_Problem description_. Repeat the listing below in full, exactly as it stands.
Start of Data records
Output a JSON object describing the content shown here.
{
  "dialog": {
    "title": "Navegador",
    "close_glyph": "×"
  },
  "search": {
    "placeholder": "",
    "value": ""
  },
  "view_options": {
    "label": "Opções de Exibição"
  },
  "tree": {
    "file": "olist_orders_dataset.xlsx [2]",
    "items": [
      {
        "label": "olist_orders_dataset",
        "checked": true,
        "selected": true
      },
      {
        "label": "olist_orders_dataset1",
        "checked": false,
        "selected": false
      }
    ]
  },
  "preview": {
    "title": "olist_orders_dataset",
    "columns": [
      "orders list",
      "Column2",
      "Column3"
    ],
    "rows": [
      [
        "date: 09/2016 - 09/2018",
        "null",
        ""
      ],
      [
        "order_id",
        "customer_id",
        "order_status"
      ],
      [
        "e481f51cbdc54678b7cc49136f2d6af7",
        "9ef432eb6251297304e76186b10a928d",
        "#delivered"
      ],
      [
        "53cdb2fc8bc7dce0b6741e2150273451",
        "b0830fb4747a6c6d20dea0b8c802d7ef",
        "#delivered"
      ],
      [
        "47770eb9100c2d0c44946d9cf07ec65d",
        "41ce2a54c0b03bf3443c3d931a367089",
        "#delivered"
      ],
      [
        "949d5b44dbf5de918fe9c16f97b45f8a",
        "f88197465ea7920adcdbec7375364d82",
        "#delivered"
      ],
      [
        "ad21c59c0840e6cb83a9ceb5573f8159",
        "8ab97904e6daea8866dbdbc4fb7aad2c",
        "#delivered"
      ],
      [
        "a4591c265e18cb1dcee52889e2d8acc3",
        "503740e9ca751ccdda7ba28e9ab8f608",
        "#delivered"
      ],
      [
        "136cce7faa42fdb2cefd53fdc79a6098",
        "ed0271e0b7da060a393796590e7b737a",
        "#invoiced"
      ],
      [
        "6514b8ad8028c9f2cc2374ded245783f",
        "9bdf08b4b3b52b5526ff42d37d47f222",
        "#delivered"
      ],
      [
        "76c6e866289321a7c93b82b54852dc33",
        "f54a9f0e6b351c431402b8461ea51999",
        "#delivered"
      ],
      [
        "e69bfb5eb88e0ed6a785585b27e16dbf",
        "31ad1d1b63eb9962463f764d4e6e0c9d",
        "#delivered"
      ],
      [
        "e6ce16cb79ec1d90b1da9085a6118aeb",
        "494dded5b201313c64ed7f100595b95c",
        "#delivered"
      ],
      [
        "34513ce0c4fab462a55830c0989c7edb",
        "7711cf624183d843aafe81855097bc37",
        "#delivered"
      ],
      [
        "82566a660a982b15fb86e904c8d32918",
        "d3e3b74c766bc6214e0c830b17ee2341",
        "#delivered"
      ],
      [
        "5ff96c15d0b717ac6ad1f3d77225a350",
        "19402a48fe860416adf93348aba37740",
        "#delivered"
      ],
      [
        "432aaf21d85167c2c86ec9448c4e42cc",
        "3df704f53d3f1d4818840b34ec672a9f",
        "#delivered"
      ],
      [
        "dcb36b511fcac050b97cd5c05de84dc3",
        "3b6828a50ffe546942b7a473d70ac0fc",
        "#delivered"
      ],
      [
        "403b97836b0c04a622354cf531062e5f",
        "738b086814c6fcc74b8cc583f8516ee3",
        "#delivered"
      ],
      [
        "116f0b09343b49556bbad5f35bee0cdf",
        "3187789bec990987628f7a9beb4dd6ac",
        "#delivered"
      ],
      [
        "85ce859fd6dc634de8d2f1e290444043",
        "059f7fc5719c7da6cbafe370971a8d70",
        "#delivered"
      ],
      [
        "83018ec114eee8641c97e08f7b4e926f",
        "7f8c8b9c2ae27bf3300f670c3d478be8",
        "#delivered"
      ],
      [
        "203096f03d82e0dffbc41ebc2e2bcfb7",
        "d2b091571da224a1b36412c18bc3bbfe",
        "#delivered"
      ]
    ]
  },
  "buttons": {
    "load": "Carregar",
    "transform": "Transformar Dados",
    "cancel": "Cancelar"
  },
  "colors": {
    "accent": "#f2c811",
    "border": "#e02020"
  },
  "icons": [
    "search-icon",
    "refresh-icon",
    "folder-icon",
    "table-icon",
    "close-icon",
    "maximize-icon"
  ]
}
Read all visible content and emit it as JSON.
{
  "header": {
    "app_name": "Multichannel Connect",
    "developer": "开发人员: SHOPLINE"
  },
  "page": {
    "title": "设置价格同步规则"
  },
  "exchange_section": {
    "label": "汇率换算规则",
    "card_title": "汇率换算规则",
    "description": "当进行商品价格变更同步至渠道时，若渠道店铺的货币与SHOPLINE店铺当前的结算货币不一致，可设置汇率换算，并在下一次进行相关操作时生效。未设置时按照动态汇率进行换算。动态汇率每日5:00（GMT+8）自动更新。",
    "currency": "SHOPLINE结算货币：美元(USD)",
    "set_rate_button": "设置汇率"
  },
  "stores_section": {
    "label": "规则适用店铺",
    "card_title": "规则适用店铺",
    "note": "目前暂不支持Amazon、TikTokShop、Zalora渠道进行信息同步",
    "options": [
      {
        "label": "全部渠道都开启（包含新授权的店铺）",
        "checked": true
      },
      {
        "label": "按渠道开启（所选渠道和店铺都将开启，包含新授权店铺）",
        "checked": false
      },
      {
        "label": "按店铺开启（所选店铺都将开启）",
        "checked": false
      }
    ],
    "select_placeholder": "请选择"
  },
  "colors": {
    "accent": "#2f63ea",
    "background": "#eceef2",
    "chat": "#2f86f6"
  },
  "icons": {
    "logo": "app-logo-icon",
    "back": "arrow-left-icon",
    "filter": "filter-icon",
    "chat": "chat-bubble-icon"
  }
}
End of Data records
_Response for this exercise_.
Output a JSON object describing the content shown here.
{
  "dialog": {
    "title": "Navegador",
    "close_glyph": "×"
  },
  "search": {
    "placeholder": "",
    "value": ""
  },
  "view_options": {
    "label": "Opções de Exibição"
  },
  "tree": {
    "file": "olist_orders_dataset.xlsx [2]",
    "items": [
      {
        "label": "olist_orders_dataset",
        "checked": true,
        "selected": true
      },
      {
        "label": "olist_orders_dataset1",
        "checked": false,
        "selected": false
      }
    ]
  },
  "preview": {
    "title": "olist_orders_dataset",
    "columns": [
      "orders list",
      "Column2",
      "Column3"
    ],
    "rows": [
      [
        "date: 09/2016 - 09/2018",
        "null",
        ""
      ],
      [
        "order_id",
        "customer_id",
        "order_status"
      ],
      [
        "e481f51cbdc54678b7cc49136f2d6af7",
        "9ef432eb6251297304e76186b10a928d",
        "#delivered"
      ],
      [
        "53cdb2fc8bc7dce0b6741e2150273451",
        "b0830fb4747a6c6d20dea0b8c802d7ef",
        "#delivered"
      ],
      [
        "47770eb9100c2d0c44946d9cf07ec65d",
        "41ce2a54c0b03bf3443c3d931a367089",
        "#delivered"
      ],
      [
        "949d5b44dbf5de918fe9c16f97b45f8a",
        "f88197465ea7920adcdbec7375364d82",
        "#delivered"
      ],
      [
        "ad21c59c0840e6cb83a9ceb5573f8159",
        "8ab97904e6daea8866dbdbc4fb7aad2c",
        "#delivered"
      ],
      [
        "a4591c265e18cb1dcee52889e2d8acc3",
        "503740e9ca751ccdda7ba28e9ab8f608",
        "#delivered"
      ],
      [
        "136cce7faa42fdb2cefd53fdc79a6098",
        "ed0271e0b7da060a393796590e7b737a",
        "#invoiced"
      ],
      [
        "6514b8ad8028c9f2cc2374ded245783f",
        "9bdf08b4b3b52b5526ff42d37d47f222",
        "#delivered"
      ],
      [
        "76c6e866289321a7c93b82b54852dc33",
        "f54a9f0e6b351c431402b8461ea51999",
        "#delivered"
      ],
      [
        "e69bfb5eb88e0ed6a785585b27e16dbf",
        "31ad1d1b63eb9962463f764d4e6e0c9d",
        "#delivered"
      ],
      [
        "e6ce16cb79ec1d90b1da9085a6118aeb",
        "494dded5b201313c64ed7f100595b95c",
        "#delivered"
      ],
      [
        "34513ce0c4fab462a55830c0989c7edb",
        "7711cf624183d843aafe81855097bc37",
        "#delivered"
      ],
      [
        "82566a660a982b15fb86e904c8d32918",
        "d3e3b74c766bc6214e0c830b17ee2341",
        "#delivered"
      ],
      [
        "5ff96c15d0b717ac6ad1f3d77225a350",
        "19402a48fe860416adf93348aba37740",
        "#delivered"
      ],
      [
        "432aaf21d85167c2c86ec9448c4e42cc",
        "3df704f53d3f1d4818840b34ec672a9f",
        "#delivered"
      ],
      [
        "dcb36b511fcac050b97cd5c05de84dc3",
        "3b6828a50ffe546942b7a473d70ac0fc",
        "#delivered"
      ],
      [
        "403b97836b0c04a622354cf531062e5f",
        "738b086814c6fcc74b8cc583f8516ee3",
        "#delivered"
      ],
      [
        "116f0b09343b49556bbad5f35bee0cdf",
        "3187789bec990987628f7a9beb4dd6ac",
        "#delivered"
      ],
      [
        "85ce859fd6dc634de8d2f1e290444043",
        "059f7fc5719c7da6cbafe370971a8d70",
        "#delivered"
      ],
      [
        "83018ec114eee8641c97e08f7b4e926f",
        "7f8c8b9c2ae27bf3300f670c3d478be8",
        "#delivered"
      ],
      [
        "203096f03d82e0dffbc41ebc2e2bcfb7",
        "d2b091571da224a1b36412c18bc3bbfe",
        "#delivered"
      ]
    ]
  },
  "buttons": {
    "load": "Carregar",
    "transform": "Transformar Dados",
    "cancel": "Cancelar"
  },
  "colors": {
    "accent": "#f2c811",
    "border": "#e02020"
  },
  "icons": [
    "search-icon",
    "refresh-icon",
    "folder-icon",
    "table-icon",
    "close-icon",
    "maximize-icon"
  ]
}
Read all visible content and emit it as JSON.
{
  "header": {
    "app_name": "Multichannel Connect",
    "developer": "开发人员: SHOPLINE"
  },
  "page": {
    "title": "设置价格同步规则"
  },
  "exchange_section": {
    "label": "汇率换算规则",
    "card_title": "汇率换算规则",
    "description": "当进行商品价格变更同步至渠道时，若渠道店铺的货币与SHOPLINE店铺当前的结算货币不一致，可设置汇率换算，并在下一次进行相关操作时生效。未设置时按照动态汇率进行换算。动态汇率每日5:00（GMT+8）自动更新。",
    "currency": "SHOPLINE结算货币：美元(USD)",
    "set_rate_button": "设置汇率"
  },
  "stores_section": {
    "label": "规则适用店铺",
    "card_title": "规则适用店铺",
    "note": "目前暂不支持Amazon、TikTokShop、Zalora渠道进行信息同步",
    "options": [
      {
        "label": "全部渠道都开启（包含新授权的店铺）",
        "checked": true
      },
      {
        "label": "按渠道开启（所选渠道和店铺都将开启，包含新授权店铺）",
        "checked": false
      },
      {
        "label": "按店铺开启（所选店铺都将开启）",
        "checked": false
      }
    ],
    "select_placeholder": "请选择"
  },
  "colors": {
    "accent": "#2f63ea",
    "background": "#eceef2",
    "chat": "#2f86f6"
  },
  "icons": {
    "logo": "app-logo-icon",
    "back": "arrow-left-icon",
    "filter": "filter-icon",
    "chat": "chat-bubble-icon"
  }
}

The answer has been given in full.